There is also a dungeon known as the dragon dungeon because a little dragon is chiseled into the stone on the doorway.

We manage to visit the Maritime Museum… the Natural History Museum…

and a couple of churches before the end of our day! I am hoping tomorrow will be a relaxing day on our boat trip.

Walking Dubrovnik’s Walls

Day 35, Monday October 9, 2017

We walked the walls around Dubrovnik today and I took 360 photos! Don’t worry, I am not posting them all but it sure was hard to choose only a few.  Dubrovnik, a UNESCO World Heritage Site, is an ancient city surrounded by medieval walls that are almost two kilometres long. Our first view of the walls is impressive.This is the Stradum, the main street of Old Dubrovnik.Soon we are up on the walls ready to start our walk. the guide books say that most people spend one to one and a half hours here, but we spend four hours walking the walls and enjoying the views.The walls are up to 125 m high and 6 m thick!This is one ladder I won’t be climbing!The walls enclosed and protected the buildings of the stari grad, or old town.Dubrovnik is not just a tourist attraction, it is home to many and we see potted gardens and laundry drying all around town.The harbour is full of boats of every type.Looking out towards the new part of town…and back towards the harbour.I just love all the domes and towers…
and the narrow streets with all the steps…and the chimneys…and all the tile roofs. I guess I just love all of it!I googled and discovered that walking the walls involves climbing 1080 steps… but the views are worth every single one.A woman told me that this was a cute picture and offered to take it for me.This tower was featured in the Game of Thrones. There are a lot of sites from the show in Dubrovnik and we intend to find some of them this week.As the sun began to set, the colours changed.I retraced some of our steps at the beginning of the walk to take a few more pictures in the golden afternoon sun and Bob waited for me.  Can you spot him?As the sun set the lights came on and the narrow side street looked even more interesting.Every space is used  and many of the streets are lined with tables waiting for dinner customers, but we head home.  We have been walking for eight hours and we are both tired.

Quiet Day in Dubrovnik, Croatia

Day 34, Sunday October 8

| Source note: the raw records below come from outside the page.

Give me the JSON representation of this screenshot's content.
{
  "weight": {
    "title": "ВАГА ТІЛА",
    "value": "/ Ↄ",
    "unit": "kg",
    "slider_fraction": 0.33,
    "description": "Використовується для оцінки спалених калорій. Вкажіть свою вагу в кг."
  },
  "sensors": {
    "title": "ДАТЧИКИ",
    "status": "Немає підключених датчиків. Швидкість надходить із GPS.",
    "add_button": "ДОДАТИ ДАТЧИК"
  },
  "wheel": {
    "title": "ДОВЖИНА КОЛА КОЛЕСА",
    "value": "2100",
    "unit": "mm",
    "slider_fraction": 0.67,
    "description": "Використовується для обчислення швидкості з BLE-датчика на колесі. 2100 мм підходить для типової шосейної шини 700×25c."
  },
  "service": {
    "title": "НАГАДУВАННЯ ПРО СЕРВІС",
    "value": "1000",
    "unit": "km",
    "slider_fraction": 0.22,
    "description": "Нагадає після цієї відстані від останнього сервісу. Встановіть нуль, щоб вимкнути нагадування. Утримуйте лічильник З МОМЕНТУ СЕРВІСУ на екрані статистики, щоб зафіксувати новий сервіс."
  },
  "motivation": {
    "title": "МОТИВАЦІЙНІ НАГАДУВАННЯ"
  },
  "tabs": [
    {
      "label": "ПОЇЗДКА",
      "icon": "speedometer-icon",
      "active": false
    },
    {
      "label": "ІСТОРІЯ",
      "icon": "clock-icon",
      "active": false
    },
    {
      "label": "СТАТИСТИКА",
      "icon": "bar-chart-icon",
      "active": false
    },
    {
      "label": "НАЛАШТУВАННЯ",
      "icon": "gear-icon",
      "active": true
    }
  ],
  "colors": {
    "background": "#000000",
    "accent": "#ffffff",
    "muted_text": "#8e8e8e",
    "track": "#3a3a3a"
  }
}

Today was a quiet but rather frustrating day. We went out to get groceries and pick up two Dubrovnik Cards that give entrance to most of the sites that we want to see. We couldn’t find the tourist office that we were looking for and the grocery store closed early because it was Independence Day. We went to another grocery store but there was no parking anywhere, so we tried a third one.  Google maps said it was there but do you think we can find it? We decide to go to a smaller grocery store nearby. It is closed too, but we finally see the store we were looking for.

Oh yes, and I spilled my whole mug of tea in the car all over my purse and then a small dish broke in my hand when I was using it! That was enough for me.  I stayed home the rest of the day while Bob went for a walk into town and picked up the Dubrovnik cards.

Here are a few more pages from my travel journal.